Over the course of approximately one year I had associated with missionaries, high school students who were members of the church, and general members of the church, but I had not crossed the threshold of actually asking God if this church was true.  I completed my reading of the Book of Mormon, and was left with the promise found in Moroni 10:3-5.  It states: “by the power of the Holy Ghost ye may know the truth of all things.”

In a singular moment in my life, I remember being alone in my bedroom, kneeling by my bed.  I felt the weight of the question I was about to ask.  If I did not receive an answer, then perhaps everything I had learned was just wishful thinking.  I had to have faith in that moment, just like when I was 2 and standing on a roof and my father asked me to jump.
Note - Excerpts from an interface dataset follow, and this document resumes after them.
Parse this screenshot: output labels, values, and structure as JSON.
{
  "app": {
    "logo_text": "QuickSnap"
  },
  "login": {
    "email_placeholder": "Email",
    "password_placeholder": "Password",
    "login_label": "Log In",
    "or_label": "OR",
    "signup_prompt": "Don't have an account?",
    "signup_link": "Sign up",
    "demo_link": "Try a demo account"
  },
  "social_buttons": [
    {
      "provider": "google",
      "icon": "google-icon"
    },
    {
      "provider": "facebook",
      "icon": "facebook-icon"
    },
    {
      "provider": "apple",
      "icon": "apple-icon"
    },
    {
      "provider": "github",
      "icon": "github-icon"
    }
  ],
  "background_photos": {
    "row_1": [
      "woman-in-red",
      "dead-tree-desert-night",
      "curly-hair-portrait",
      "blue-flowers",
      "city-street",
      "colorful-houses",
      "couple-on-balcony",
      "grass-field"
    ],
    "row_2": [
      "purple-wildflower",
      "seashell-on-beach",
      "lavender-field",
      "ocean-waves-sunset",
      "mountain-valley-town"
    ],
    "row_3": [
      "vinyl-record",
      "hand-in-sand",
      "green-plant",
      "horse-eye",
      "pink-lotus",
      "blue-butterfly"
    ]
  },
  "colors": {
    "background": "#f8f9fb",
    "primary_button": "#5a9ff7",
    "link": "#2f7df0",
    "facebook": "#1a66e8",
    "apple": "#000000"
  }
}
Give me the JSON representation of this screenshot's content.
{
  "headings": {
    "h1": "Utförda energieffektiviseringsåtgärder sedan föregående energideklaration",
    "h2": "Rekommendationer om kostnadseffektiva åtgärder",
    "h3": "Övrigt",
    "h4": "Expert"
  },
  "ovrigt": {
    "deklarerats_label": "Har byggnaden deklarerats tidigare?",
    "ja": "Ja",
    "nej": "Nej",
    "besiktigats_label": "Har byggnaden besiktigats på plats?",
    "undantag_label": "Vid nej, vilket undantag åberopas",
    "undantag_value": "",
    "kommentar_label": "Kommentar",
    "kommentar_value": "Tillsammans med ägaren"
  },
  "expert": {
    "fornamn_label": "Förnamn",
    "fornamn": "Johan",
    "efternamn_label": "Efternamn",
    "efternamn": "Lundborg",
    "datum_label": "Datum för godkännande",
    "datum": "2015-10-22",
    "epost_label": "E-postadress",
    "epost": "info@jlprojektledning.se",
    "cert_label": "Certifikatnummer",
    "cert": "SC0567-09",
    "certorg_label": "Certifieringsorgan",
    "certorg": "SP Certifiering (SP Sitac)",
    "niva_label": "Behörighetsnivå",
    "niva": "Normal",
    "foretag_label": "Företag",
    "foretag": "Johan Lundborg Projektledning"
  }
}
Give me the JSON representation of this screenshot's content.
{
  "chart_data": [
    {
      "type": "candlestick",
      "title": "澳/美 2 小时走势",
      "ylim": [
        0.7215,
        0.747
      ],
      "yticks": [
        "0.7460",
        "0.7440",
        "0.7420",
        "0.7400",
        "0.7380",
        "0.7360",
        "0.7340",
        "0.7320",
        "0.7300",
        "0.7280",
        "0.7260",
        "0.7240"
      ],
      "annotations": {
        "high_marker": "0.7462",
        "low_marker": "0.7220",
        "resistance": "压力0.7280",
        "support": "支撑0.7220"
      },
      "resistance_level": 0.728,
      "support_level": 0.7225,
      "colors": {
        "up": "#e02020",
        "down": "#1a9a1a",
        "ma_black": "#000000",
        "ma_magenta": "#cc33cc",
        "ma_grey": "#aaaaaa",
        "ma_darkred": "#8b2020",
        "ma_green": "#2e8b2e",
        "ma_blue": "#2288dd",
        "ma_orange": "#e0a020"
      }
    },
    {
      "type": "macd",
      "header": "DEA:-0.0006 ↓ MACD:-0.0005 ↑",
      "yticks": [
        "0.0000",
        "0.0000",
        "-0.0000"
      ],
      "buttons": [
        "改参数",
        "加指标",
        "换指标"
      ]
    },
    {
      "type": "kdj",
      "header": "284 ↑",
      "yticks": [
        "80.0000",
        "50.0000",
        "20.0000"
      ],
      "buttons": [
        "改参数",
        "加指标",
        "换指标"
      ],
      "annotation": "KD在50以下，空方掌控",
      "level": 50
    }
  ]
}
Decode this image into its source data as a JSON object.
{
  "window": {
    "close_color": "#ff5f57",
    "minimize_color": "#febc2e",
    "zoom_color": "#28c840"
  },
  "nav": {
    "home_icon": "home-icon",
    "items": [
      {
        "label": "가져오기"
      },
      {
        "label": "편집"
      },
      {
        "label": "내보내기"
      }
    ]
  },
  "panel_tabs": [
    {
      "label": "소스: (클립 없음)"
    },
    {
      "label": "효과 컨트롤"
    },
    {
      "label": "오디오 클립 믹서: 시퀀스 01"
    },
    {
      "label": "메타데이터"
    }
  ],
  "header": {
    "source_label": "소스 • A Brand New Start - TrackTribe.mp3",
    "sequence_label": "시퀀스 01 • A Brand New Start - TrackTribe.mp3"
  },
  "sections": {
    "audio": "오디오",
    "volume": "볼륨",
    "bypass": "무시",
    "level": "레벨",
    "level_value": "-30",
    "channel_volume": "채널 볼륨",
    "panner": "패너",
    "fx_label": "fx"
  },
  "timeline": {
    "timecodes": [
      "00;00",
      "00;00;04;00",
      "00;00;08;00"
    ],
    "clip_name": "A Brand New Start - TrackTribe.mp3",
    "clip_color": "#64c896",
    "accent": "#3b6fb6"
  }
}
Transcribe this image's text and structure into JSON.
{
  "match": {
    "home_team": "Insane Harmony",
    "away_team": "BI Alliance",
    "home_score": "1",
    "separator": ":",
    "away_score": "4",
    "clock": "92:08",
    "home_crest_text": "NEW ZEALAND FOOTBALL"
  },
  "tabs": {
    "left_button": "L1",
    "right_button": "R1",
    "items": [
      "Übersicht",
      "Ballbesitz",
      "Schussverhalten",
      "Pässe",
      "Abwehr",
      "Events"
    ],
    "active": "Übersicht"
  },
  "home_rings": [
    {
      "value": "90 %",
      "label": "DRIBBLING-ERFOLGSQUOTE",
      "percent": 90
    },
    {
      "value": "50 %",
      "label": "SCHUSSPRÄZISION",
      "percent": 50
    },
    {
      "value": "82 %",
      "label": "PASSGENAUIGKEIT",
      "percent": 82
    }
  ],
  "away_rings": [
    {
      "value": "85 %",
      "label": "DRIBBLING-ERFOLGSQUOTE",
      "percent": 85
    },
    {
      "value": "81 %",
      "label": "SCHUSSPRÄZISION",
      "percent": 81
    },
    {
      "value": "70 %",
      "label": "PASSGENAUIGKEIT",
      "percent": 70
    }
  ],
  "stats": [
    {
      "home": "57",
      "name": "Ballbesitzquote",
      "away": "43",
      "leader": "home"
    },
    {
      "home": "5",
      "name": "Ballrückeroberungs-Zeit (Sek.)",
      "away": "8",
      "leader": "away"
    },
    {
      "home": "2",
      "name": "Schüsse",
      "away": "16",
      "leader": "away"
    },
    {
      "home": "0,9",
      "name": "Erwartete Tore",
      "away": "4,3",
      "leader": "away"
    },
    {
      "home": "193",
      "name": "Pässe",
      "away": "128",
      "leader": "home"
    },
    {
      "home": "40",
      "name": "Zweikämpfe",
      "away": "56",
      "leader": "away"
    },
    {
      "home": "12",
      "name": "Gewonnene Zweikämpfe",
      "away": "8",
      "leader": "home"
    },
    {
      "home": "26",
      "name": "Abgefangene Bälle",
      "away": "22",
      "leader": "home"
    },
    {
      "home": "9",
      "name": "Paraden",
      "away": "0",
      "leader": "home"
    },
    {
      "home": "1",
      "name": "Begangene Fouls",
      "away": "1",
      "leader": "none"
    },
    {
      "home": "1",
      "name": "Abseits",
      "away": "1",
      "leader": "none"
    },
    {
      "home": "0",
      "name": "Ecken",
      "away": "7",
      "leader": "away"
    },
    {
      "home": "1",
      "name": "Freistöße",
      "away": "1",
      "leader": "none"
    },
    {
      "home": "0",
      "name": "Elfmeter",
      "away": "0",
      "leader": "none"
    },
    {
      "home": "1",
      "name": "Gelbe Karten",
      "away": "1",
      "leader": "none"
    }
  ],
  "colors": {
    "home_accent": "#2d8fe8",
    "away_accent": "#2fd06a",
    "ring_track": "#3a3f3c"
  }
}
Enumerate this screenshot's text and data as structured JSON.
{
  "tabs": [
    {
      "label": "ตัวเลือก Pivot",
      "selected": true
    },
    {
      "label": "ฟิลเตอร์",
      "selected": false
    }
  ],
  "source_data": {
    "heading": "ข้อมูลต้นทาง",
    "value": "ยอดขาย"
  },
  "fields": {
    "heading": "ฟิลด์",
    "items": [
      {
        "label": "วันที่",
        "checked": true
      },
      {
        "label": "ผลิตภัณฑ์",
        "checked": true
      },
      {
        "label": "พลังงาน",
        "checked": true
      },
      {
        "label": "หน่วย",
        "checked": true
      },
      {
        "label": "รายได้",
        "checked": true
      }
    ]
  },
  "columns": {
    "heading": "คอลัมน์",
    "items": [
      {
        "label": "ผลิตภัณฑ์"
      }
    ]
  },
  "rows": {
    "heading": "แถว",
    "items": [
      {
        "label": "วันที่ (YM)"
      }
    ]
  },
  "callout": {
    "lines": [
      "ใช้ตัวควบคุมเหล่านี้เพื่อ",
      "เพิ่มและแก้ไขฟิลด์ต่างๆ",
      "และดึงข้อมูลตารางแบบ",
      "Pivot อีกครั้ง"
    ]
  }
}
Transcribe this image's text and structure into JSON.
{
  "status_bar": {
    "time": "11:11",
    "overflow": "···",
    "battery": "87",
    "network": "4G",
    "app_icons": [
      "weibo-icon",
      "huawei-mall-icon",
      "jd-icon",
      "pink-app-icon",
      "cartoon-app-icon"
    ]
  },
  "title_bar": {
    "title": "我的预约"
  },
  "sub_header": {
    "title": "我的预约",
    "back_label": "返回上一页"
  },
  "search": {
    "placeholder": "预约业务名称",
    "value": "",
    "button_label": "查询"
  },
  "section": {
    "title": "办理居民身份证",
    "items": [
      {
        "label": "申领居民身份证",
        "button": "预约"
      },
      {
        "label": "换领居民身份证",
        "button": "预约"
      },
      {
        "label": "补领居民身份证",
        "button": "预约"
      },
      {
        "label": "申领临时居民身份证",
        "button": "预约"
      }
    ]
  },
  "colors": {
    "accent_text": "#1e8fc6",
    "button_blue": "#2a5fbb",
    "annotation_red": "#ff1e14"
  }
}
With incredible anticipation, I asked God my question.  Then, in a moment that is incomparable in my life, both before and since, the Spirit of God bore witness to me in answer to my question with a burning like fire that started in my chest and expanded to every part of my body.  I had received my answer, God lives, Christ lives, The Book of Mormon is true scripture, and God’s church is restored on this earth today.

Despite this answer, a difficult road was still ahead of me.  I asked to be baptized, but my father said that I could not be baptized into a faith he did not agree with.  He said I would have to wait until I was 18 and a legal adult.  That would be over 3 years from then, and the weight I felt inside was overwhelming.  I loved my dad and stepmom dearly, and we got along well enough, but our home environment was difficult to live in because of the things going on in their lives.

One bright memory during this time was having Scott come into town on a random visit one Sunday.  He had no idea that I had started attending the same church that he had joined.  When he saw me, he was gobsmacked.  I looked different, I was dressed in church clothes, even my hair was different.  It was amazing that my own spiritual journey was not a result of or related to his journey, but here we were, brothers or at least neighbors at first and now brothers in the gospel at last.  What an amazing outcome.  [Years later, when I went on a mission, his dad, Dave, took me through the temple.  Now, his daughter eats in our home while attending BYU.  There are many stories in between that I don’t have time to tell here.]

I turned to God to ask Him to help me with the situation I was in.  I wanted to be baptized. My prayer was answered in a surprising way.  My father got in trouble for drunk driving again, and would be in prison for another year.  At the same time, an aunt called and said “you can come live with me if you would like, and by the way, I was baptized as a member of the Church of Jesus Christ of Latter-day Saints.”

While living with my aunt, I took more missionary discussions, and as my guardian, she allowed me to be baptized. It was an incredibly spiritual event.  We sang one of my favorite hymns, ‘Because I Have Been Given Much’.  Friends from my new school attended.  Ryan from Saugus baptized me. There was an earthquake aftershock during the service (we were near San Francisco), and Ryan’s mom said “that is the Lord letting you know He is pleased” and I think we all felt that way inside.

In the years that followed, through to this day, I have continued to grow in my faith and testimony of God and his gospel.  If someone were to ask me what am I most grateful for in my entire life, I would say that it is my knowledge that God lives and that his gospel is restored to the earth today.  Every blessing I enjoy in my life–family, friends, my job, my health—every one is a result of knowing that God lives and of me being true to that knowledge.